By Dr. Gary Scott Smith
What made George Washington the most remarkable man of an extraordinary generation? He was not an intellectual giant like Benjamin Franklin, John Adams, Thomas Jefferson, or James Madison. Compared with most other founders, he was not well educated (he attended school for only about five years), and, unlike many of them, he disliked abstract philosophical discussions. Washington was intelligent, well informed, and astute, but he was neither a polished writer nor a spellbinding speaker. Moreover, he was not particularly affectionate, said little in public meetings, and lacked the charisma of many of his successors. Defeating the British with his ragtag army was an impressive feat, but he was not a traditional military hero. He won no spectacular victories during the Revolutionary War. Although he is widely admired as an outstanding president, few of his policies were stupendous successes.
While praising his military and political record, many scholars contend that Washington’s genius lies principally in his character. The only other American president who has been so highly extolled for his character is Abraham Lincoln. Since Washington, all presidents have been ultimately measured not by the size of their electoral victories or the success of their legislative programs, but by their moral character. His character helped sustain his troops throughout the travails of the Revolutionary War, convince delegates to the Constitutional Convention to assign significant powers to the presidency, secure the ratification of the Constitution, and enable the new republic to survive in a hostile world.

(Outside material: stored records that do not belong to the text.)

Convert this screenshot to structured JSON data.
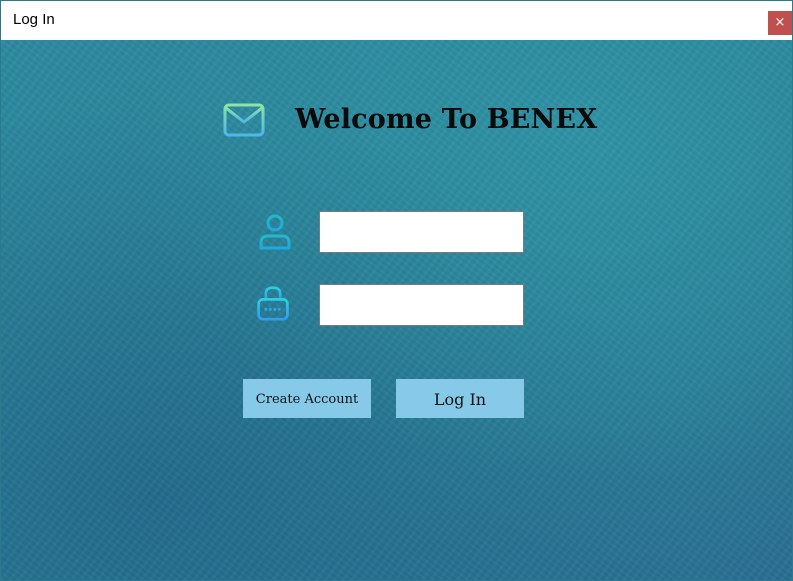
{
  "window": {
    "title": "Log In",
    "close_glyph": "×"
  },
  "header": {
    "icon": "envelope-icon",
    "title": "Welcome To BENEX"
  },
  "form": {
    "username": {
      "icon": "user-icon",
      "value": "",
      "placeholder": ""
    },
    "password": {
      "icon": "lock-icon",
      "value": "",
      "placeholder": ""
    }
  },
  "buttons": {
    "create_account": "Create Account",
    "log_in": "Log In"
  },
  "colors": {
    "background_teal": "#2a8399",
    "button_fill": "#87c9e8",
    "close_button": "#c0504d",
    "icon_cyan": "#1fc0e0"
  }
}
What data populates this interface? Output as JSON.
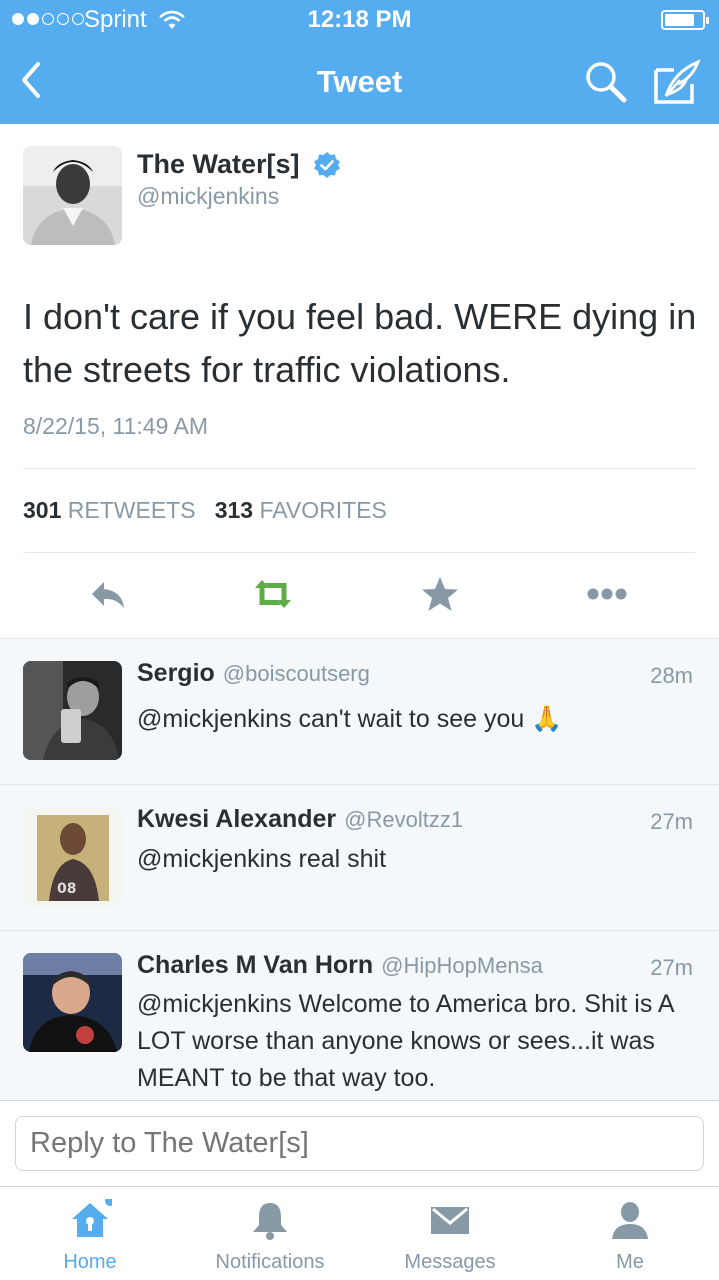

Although scholars criticize Washington’s personal ethics, sexual behavior, vanity, and ownership of slaves, his moral character, especially his refusal to yield to temptation, set him apart from most others in the late 18th century. He took the standards of his age very seriously and diligently strove to be virtuous. To many, the crowning achievement of Washington’s character was his simultaneous resignation in 1783 as the commander in chief of the American army and his retirement from the world of politics. Throughout the Western world, his unprecedented relinquishing of power (which he did a second time when he declined a third term as president) was widely heralded. Unlike other victorious generals, he did not expect a political or financial reward for his military exploits. Washington’s character, Jefferson argued, probably prevented the American Revolution from subverting the liberty it sought to establish. The Virginian had a sterling reputation for integrity and honor, dedication to duty and his country, and remaining above the political fray.
Eulogists and early biographers imputed many virtues to Washington. They praised his wisdom, judgment, astounding courage on the battlefield, and dignity. Congress elected him the first chief executive, principally because its members trusted his moral character. Assessments of Washington applauded his military zeal and political passion on the one hand and his self-restraint and civil moderation on the other. Blending Stoic and Christian traditions, eulogists extolled Washington’s perseverance in the midst of setbacks.
Many admirers considered Washington’s self-control the key facet of his character. He could master events because he had mastered himself. Despite being surrounded by fear, despair, indecisiveness, treason, and the threat of mutiny, he remained confident and steadfast. Eulogists also heralded his self-sacrifice, devotion to the common good, compassion, generosity, and benevolence.
As president, Washington strove to establish public confidence in the new government and to demonstrate that political leaders could act virtuously. He believed his character was much more important to the success of the republic than his policies, and he spent much of his adult life creating and preserving a reputation for integrity and uprightness. In 1788, the planter wrote to his trusted confidant Alexander Hamilton, “I hope I shall always possess firmness and virtue enough to maintain (what I consider the most enviable of all titles) the character of an honest man.” His character helped hold the other founders together in the midst of tremendous trials and reassured them that they could construct a workable republic. His example of self-sacrifice, discipline, and moral goodness helped elevate the status of the presidency.
Both as commander-in-chief of the Continental Army and president, Washington worked to form an American character. Throughout the War for Independence, he expected both his officers and soldiers to act morally and “display the character of republicans” appropriate to “Christian Soldier[s]” who were defending their country’s “dearest Rights and Liberties.” Speaking to the nation’s governors in 1783, Washington argued that Americans could “establish or ruin their national Character forever.” As John Winthrop had done in his 1630 sermon “A Model of Christian Charity,” Washington reminded his countrymen that “the eyes of the whole World” were “turned upon them.” Guided by the complementary principles of revelation and reason, Americans must fulfill their civic duties because they were “actors on a most conspicuous Theatre … peculiarly designated by Providence for the display of human greatness and felicity.”
As we commemorate Washington’s birthday this year, we should celebrate his exemplary character and emulate his commitment to public service and the common good.
— Dr. Gary Scott Smith chairs the history department at Grove City College and is author of “Faith and the Presidency: From George Washington to George W. Bush” (Oxford University Press, 2009). He is also a fellow for faith and the presidency with The Center for Vision & Values.